___ DATASET EXCERPTS
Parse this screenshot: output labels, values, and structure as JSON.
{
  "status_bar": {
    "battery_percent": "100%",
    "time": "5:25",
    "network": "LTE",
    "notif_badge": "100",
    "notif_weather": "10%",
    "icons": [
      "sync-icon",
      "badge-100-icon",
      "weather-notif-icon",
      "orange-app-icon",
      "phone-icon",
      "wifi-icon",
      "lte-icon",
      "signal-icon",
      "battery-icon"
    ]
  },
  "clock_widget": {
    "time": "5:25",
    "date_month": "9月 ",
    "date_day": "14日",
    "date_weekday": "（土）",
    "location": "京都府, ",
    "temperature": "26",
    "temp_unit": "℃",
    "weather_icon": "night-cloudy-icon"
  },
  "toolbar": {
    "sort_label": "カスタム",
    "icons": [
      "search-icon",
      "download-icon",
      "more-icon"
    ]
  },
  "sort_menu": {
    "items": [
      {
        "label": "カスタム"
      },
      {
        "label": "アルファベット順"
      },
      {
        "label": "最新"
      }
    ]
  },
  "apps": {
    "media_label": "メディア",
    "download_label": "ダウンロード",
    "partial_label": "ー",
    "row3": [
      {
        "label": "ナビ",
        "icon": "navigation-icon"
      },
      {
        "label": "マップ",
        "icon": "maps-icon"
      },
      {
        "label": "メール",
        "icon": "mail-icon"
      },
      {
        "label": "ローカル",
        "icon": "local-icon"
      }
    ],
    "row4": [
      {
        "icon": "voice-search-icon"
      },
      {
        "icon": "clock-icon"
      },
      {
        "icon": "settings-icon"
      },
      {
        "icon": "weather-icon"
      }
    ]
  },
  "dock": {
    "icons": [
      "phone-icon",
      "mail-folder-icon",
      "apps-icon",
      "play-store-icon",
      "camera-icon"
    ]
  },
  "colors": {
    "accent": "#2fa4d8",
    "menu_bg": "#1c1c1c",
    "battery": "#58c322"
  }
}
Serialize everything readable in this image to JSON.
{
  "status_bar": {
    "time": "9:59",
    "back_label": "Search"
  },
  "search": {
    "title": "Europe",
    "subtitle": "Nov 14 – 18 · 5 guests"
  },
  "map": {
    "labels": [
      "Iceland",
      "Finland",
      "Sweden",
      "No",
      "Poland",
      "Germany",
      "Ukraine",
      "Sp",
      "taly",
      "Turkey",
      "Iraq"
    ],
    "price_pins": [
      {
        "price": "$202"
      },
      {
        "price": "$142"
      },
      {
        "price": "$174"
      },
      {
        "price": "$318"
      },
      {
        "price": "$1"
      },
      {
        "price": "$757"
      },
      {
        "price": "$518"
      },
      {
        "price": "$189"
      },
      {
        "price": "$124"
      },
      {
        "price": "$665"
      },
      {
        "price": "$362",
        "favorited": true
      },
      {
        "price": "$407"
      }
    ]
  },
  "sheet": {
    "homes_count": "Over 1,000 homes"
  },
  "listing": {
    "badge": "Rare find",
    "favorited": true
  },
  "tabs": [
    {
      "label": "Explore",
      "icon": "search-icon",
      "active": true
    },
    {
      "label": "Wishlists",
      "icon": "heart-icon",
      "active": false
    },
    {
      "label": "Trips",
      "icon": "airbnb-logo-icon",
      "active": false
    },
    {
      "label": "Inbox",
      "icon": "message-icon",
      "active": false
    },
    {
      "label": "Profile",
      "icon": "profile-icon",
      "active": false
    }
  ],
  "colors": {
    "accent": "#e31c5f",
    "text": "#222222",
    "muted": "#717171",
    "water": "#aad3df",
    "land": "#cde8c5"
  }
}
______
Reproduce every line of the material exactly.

### ANSWER SPACE
Parse this screenshot: output labels, values, and structure as JSON.
{
  "status_bar": {
    "battery_percent": "100%",
    "time": "5:25",
    "network": "LTE",
    "notif_badge": "100",
    "notif_weather": "10%",
    "icons": [
      "sync-icon",
      "badge-100-icon",
      "weather-notif-icon",
      "orange-app-icon",
      "phone-icon",
      "wifi-icon",
      "lte-icon",
      "signal-icon",
      "battery-icon"
    ]
  },
  "clock_widget": {
    "time": "5:25",
    "date_month": "9月 ",
    "date_day": "14日",
    "date_weekday": "（土）",
    "location": "京都府, ",
    "temperature": "26",
    "temp_unit": "℃",
    "weather_icon": "night-cloudy-icon"
  },
  "toolbar": {
    "sort_label": "カスタム",
    "icons": [
      "search-icon",
      "download-icon",
      "more-icon"
    ]
  },
  "sort_menu": {
    "items": [
      {
        "label": "カスタム"
      },
      {
        "label": "アルファベット順"
      },
      {
        "label": "最新"
      }
    ]
  },
  "apps": {
    "media_label": "メディア",
    "download_label": "ダウンロード",
    "partial_label": "ー",
    "row3": [
      {
        "label": "ナビ",
        "icon": "navigation-icon"
      },
      {
        "label": "マップ",
        "icon": "maps-icon"
      },
      {
        "label": "メール",
        "icon": "mail-icon"
      },
      {
        "label": "ローカル",
        "icon": "local-icon"
      }
    ],
    "row4": [
      {
        "icon": "voice-search-icon"
      },
      {
        "icon": "clock-icon"
      },
      {
        "icon": "settings-icon"
      },
      {
        "icon": "weather-icon"
      }
    ]
  },
  "dock": {
    "icons": [
      "phone-icon",
      "mail-folder-icon",
      "apps-icon",
      "play-store-icon",
      "camera-icon"
    ]
  },
  "colors": {
    "accent": "#2fa4d8",
    "menu_bg": "#1c1c1c",
    "battery": "#58c322"
  }
}
Serialize everything readable in this image to JSON.
{
  "status_bar": {
    "time": "9:59",
    "back_label": "Search"
  },
  "search": {
    "title": "Europe",
    "subtitle": "Nov 14 – 18 · 5 guests"
  },
  "map": {
    "labels": [
      "Iceland",
      "Finland",
      "Sweden",
      "No",
      "Poland",
      "Germany",
      "Ukraine",
      "Sp",
      "taly",
      "Turkey",
      "Iraq"
    ],
    "price_pins": [
      {
        "price": "$202"
      },
      {
        "price": "$142"
      },
      {
        "price": "$174"
      },
      {
        "price": "$318"
      },
      {
        "price": "$1"
      },
      {
        "price": "$757"
      },
      {
        "price": "$518"
      },
      {
        "price": "$189"
      },
      {
        "price": "$124"
      },
      {
        "price": "$665"
      },
      {
        "price": "$362",
        "favorited": true
      },
      {
        "price": "$407"
      }
    ]
  },
  "sheet": {
    "homes_count": "Over 1,000 homes"
  },
  "listing": {
    "badge": "Rare find",
    "favorited": true
  },
  "tabs": [
    {
      "label": "Explore",
      "icon": "search-icon",
      "active": true
    },
    {
      "label": "Wishlists",
      "icon": "heart-icon",
      "active": false
    },
    {
      "label": "Trips",
      "icon": "airbnb-logo-icon",
      "active": false
    },
    {
      "label": "Inbox",
      "icon": "message-icon",
      "active": false
    },
    {
      "label": "Profile",
      "icon": "profile-icon",
      "active": false
    }
  ],
  "colors": {
    "accent": "#e31c5f",
    "text": "#222222",
    "muted": "#717171",
    "water": "#aad3df",
    "land": "#cde8c5"
  }
}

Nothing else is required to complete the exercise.